Requirement:
In the records that follow, locate every line with "size" and extract it.

---------- Records for the exercise ----------

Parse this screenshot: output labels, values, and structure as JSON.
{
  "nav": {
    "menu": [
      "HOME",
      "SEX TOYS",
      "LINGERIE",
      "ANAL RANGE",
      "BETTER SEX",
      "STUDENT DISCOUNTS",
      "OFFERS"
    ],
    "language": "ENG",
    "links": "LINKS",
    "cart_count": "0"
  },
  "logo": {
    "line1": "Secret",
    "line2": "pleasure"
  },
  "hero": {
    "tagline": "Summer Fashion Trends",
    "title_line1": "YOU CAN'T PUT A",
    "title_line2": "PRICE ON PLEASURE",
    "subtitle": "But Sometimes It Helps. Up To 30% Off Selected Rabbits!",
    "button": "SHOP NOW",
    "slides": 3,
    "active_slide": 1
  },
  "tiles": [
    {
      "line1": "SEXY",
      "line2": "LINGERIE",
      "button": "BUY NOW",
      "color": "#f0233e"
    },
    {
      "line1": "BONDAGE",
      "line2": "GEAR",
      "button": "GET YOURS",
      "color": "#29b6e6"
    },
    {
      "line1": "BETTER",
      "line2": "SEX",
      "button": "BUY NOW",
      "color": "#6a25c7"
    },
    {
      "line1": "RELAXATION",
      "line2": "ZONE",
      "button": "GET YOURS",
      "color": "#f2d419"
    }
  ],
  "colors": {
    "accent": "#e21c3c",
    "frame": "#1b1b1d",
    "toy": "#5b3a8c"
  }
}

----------
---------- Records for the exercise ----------

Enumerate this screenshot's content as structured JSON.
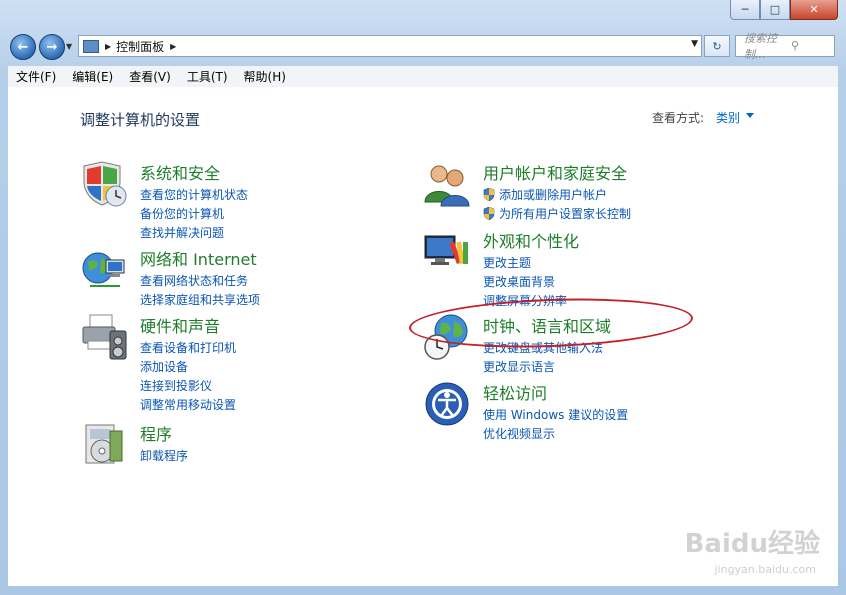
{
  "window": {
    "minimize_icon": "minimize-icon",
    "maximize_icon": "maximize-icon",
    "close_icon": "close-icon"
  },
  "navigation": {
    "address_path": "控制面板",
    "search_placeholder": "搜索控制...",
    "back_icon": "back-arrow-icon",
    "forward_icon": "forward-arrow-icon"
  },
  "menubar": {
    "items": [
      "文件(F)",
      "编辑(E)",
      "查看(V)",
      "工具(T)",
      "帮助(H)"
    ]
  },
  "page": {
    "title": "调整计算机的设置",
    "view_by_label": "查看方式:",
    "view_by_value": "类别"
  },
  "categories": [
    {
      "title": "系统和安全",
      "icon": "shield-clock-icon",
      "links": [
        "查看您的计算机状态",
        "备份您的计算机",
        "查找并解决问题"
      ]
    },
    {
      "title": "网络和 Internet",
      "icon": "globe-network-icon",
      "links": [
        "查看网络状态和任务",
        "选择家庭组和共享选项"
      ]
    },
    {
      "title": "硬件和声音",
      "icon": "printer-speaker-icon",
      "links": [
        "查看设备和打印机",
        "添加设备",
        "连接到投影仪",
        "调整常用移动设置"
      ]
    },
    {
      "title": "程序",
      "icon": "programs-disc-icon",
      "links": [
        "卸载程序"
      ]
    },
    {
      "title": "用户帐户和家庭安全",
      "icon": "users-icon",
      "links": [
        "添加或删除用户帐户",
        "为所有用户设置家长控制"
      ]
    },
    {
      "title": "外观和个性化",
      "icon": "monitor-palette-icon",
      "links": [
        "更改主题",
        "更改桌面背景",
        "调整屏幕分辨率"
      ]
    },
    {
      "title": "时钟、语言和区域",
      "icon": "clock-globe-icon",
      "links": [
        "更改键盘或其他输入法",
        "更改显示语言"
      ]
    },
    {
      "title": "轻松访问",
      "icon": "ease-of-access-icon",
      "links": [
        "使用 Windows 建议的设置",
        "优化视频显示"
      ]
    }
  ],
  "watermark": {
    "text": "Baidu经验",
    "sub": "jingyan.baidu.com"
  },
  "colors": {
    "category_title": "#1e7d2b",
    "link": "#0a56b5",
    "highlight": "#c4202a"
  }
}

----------
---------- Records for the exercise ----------

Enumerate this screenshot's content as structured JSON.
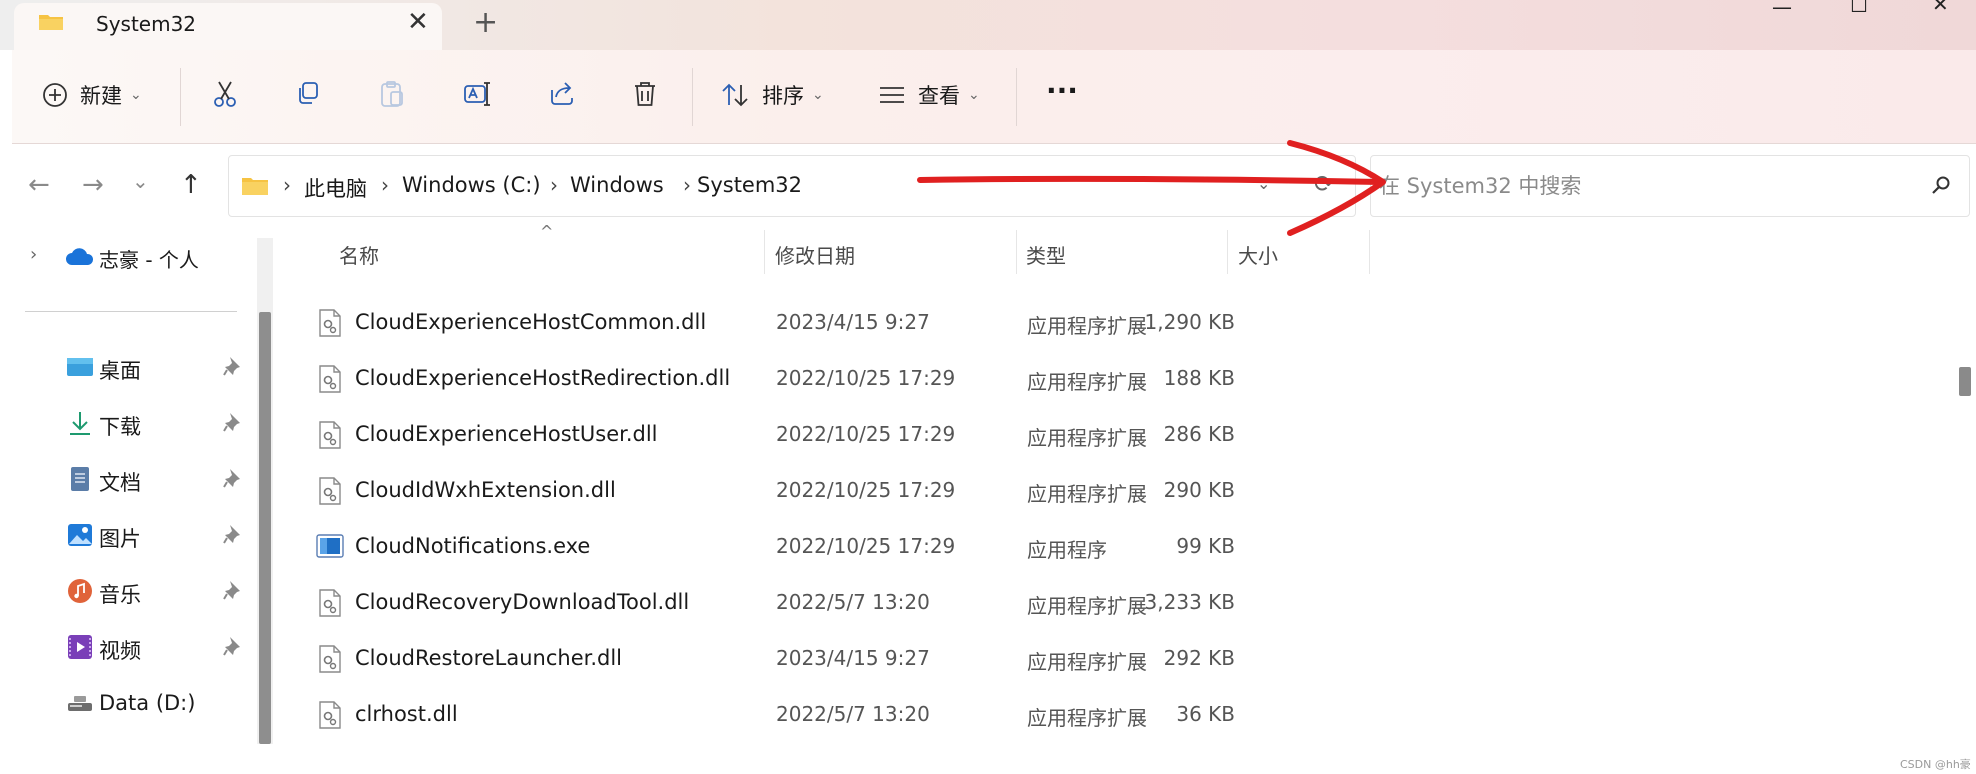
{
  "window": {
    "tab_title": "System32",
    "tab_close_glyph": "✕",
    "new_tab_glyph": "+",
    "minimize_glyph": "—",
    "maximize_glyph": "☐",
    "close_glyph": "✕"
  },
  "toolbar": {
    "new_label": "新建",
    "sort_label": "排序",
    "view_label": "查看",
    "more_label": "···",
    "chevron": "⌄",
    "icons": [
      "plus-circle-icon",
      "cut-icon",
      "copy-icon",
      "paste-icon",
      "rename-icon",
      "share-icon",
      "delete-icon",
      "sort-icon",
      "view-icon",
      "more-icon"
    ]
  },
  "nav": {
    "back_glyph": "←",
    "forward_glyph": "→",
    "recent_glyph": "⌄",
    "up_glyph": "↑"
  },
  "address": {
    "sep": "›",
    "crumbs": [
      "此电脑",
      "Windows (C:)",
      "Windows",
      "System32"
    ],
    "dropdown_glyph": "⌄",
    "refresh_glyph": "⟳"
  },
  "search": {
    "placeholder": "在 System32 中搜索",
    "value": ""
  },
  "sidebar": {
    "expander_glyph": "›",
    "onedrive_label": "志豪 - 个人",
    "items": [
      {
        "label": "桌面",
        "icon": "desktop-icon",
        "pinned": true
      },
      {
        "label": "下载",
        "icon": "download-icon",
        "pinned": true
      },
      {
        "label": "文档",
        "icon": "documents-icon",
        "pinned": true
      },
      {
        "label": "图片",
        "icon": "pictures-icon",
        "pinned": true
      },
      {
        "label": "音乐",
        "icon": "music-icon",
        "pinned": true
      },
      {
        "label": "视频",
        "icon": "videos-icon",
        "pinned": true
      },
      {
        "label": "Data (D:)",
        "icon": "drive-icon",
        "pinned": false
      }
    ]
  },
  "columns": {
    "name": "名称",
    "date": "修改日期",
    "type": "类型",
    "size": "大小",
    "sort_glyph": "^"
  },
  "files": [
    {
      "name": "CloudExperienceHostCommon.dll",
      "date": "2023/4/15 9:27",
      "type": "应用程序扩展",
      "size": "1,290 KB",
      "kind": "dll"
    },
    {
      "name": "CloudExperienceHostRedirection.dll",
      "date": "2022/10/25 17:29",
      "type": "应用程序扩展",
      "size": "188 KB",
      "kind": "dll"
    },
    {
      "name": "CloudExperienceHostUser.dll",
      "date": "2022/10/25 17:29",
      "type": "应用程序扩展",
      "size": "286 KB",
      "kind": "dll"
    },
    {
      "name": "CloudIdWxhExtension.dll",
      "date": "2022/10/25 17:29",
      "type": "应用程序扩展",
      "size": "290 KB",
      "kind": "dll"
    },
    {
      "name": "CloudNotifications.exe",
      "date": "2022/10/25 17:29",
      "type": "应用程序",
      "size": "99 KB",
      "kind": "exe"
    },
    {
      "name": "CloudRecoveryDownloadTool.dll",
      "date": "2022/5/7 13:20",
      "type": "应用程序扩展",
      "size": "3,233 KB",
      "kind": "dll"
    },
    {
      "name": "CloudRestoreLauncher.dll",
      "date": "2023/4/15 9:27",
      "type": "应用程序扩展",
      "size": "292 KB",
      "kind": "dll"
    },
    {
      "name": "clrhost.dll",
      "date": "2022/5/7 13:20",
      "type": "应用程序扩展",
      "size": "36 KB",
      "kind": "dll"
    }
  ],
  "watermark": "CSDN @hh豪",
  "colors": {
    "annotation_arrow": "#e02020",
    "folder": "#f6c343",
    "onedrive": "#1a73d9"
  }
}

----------

Answer section:
    "size": "大小",
      "size": "1,290 KB",
      "size": "188 KB",
      "size": "286 KB",
      "size": "290 KB",
      "size": "99 KB",
      "size": "3,233 KB",
      "size": "292 KB",
      "size": "36 KB",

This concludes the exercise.